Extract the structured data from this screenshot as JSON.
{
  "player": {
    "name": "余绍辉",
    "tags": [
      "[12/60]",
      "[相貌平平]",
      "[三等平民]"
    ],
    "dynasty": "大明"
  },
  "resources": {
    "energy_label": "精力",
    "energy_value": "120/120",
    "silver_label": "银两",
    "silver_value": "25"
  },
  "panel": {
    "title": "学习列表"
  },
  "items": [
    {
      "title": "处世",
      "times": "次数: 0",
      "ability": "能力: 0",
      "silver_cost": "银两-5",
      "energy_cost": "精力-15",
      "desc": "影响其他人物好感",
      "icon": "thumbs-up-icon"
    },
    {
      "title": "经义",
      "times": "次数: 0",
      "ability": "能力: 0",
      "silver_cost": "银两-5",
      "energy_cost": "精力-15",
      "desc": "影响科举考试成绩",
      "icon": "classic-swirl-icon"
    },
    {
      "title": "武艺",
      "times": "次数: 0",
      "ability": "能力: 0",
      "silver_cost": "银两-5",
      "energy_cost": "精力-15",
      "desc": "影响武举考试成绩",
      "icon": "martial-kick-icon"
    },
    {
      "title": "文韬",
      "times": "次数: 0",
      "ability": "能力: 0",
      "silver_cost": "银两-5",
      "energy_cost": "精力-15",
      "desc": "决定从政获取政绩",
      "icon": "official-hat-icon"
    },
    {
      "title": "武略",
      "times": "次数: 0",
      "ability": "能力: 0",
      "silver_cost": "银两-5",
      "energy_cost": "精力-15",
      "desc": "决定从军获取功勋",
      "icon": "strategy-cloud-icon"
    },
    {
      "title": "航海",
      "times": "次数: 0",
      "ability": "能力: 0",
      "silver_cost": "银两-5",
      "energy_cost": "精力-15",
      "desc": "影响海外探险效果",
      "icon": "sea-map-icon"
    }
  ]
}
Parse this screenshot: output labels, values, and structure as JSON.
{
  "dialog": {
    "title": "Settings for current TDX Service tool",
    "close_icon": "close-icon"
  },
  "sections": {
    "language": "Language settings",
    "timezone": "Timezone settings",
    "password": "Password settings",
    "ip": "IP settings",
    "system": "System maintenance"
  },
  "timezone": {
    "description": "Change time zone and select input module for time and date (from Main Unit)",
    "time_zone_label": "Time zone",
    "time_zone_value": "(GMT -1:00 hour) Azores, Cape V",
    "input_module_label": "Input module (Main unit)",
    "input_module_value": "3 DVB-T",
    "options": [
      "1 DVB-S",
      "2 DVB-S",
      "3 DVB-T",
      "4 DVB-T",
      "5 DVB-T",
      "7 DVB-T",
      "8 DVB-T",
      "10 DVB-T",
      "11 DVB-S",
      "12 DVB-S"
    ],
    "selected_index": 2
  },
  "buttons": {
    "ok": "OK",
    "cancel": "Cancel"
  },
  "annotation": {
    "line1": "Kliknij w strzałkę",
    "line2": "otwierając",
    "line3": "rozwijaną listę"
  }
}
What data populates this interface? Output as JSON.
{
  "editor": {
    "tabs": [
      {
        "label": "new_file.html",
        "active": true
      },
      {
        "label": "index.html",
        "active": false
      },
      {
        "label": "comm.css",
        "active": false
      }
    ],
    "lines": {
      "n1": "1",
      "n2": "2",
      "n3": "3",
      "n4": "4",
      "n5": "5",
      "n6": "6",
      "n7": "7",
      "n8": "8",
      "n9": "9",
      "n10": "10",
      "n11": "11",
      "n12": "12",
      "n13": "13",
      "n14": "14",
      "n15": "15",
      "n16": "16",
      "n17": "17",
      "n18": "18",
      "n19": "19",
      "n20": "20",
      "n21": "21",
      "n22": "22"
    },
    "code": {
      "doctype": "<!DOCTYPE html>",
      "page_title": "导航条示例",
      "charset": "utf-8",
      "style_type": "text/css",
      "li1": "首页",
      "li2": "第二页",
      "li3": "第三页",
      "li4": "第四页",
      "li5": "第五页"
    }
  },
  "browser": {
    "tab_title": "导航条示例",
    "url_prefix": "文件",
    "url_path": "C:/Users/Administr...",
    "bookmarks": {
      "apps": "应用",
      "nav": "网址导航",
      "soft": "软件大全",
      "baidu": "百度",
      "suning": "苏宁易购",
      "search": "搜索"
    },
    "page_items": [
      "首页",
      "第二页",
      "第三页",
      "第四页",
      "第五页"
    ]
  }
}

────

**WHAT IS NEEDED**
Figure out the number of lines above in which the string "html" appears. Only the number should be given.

**EXERCISE RESPONSE**
3